In the answer, each line must appear exactly as in the records, and no picture may appear.

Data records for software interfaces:
------------------------------------------------------------
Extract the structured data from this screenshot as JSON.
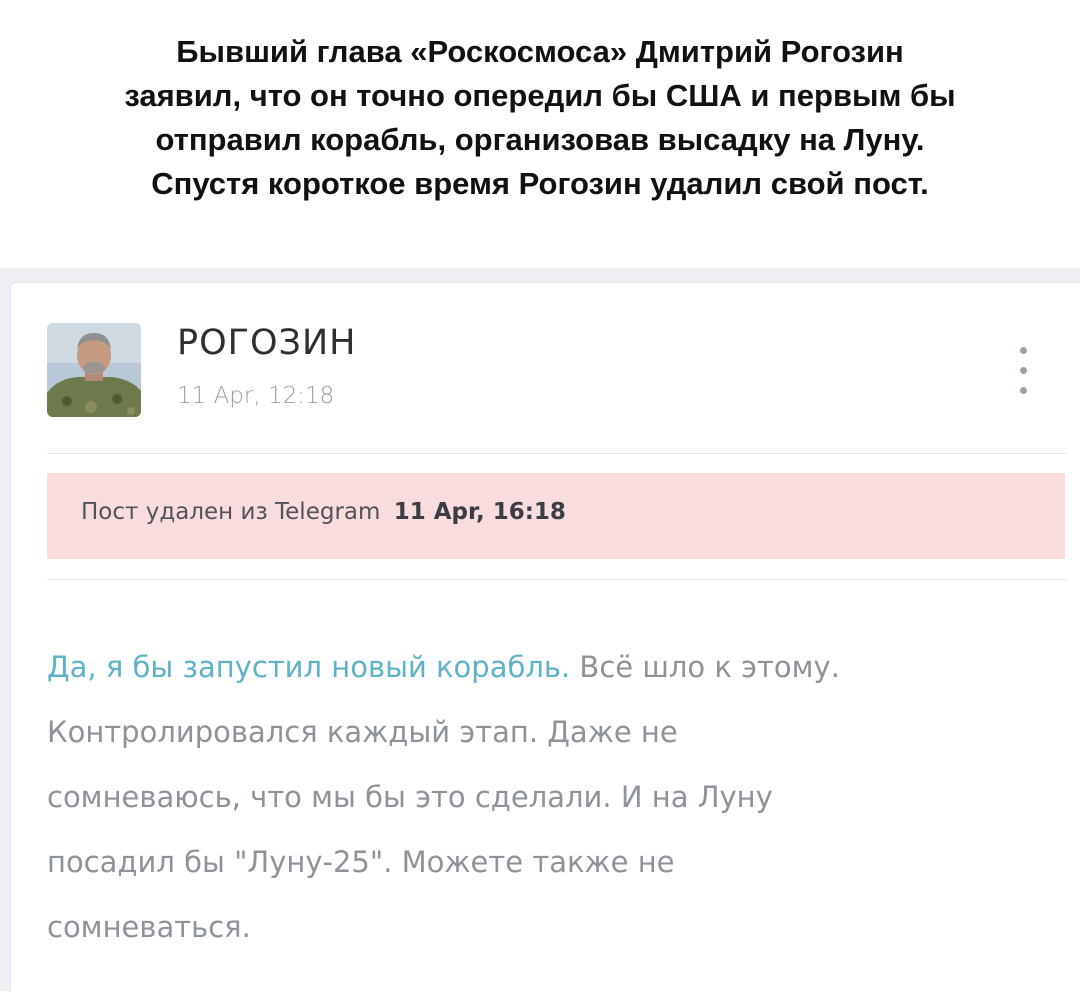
{
  "caption": {
    "lines": [
      "Бывший глава «Роскосмоса» Дмитрий Рогозин",
      "заявил, что он точно опередил бы США и первым бы",
      "отправил корабль, организовав высадку на Луну.",
      "Спустя короткое время Рогозин удалил свой пост."
    ]
  },
  "post": {
    "author": "РОГОЗИН",
    "timestamp": "11 Apr, 12:18",
    "menu_icon": "more-vertical-icon",
    "deleted_notice": {
      "text": "Пост удален из Telegram",
      "date": "11 Apr, 16:18",
      "background": "#f9dcdd"
    },
    "body": {
      "link_text": "Да, я бы запустил новый корабль.",
      "line1_rest": " Всё шло к этому.",
      "line2": "Контролировался каждый этап. Даже не",
      "line3": "сомневаюсь, что мы бы это сделали. И на Луну",
      "line4": "посадил бы \"Луну-25\". Можете также не",
      "line5": "сомневаться."
    }
  },
  "colors": {
    "link": "#5fb3c9",
    "body_text": "#8e9399",
    "author_text": "#2e2e33",
    "caption_text": "#111111"
  }
}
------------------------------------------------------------
• _OUTPUT_
Extract the structured data from this screenshot as JSON.
{
  "caption": {
    "lines": [
      "Бывший глава «Роскосмоса» Дмитрий Рогозин",
      "заявил, что он точно опередил бы США и первым бы",
      "отправил корабль, организовав высадку на Луну.",
      "Спустя короткое время Рогозин удалил свой пост."
    ]
  },
  "post": {
    "author": "РОГОЗИН",
    "timestamp": "11 Apr, 12:18",
    "menu_icon": "more-vertical-icon",
    "deleted_notice": {
      "text": "Пост удален из Telegram",
      "date": "11 Apr, 16:18",
      "background": "#f9dcdd"
    },
    "body": {
      "link_text": "Да, я бы запустил новый корабль.",
      "line1_rest": " Всё шло к этому.",
      "line2": "Контролировался каждый этап. Даже не",
      "line3": "сомневаюсь, что мы бы это сделали. И на Луну",
      "line4": "посадил бы \"Луну-25\". Можете также не",
      "line5": "сомневаться."
    }
  },
  "colors": {
    "link": "#5fb3c9",
    "body_text": "#8e9399",
    "author_text": "#2e2e33",
    "caption_text": "#111111"
  }
}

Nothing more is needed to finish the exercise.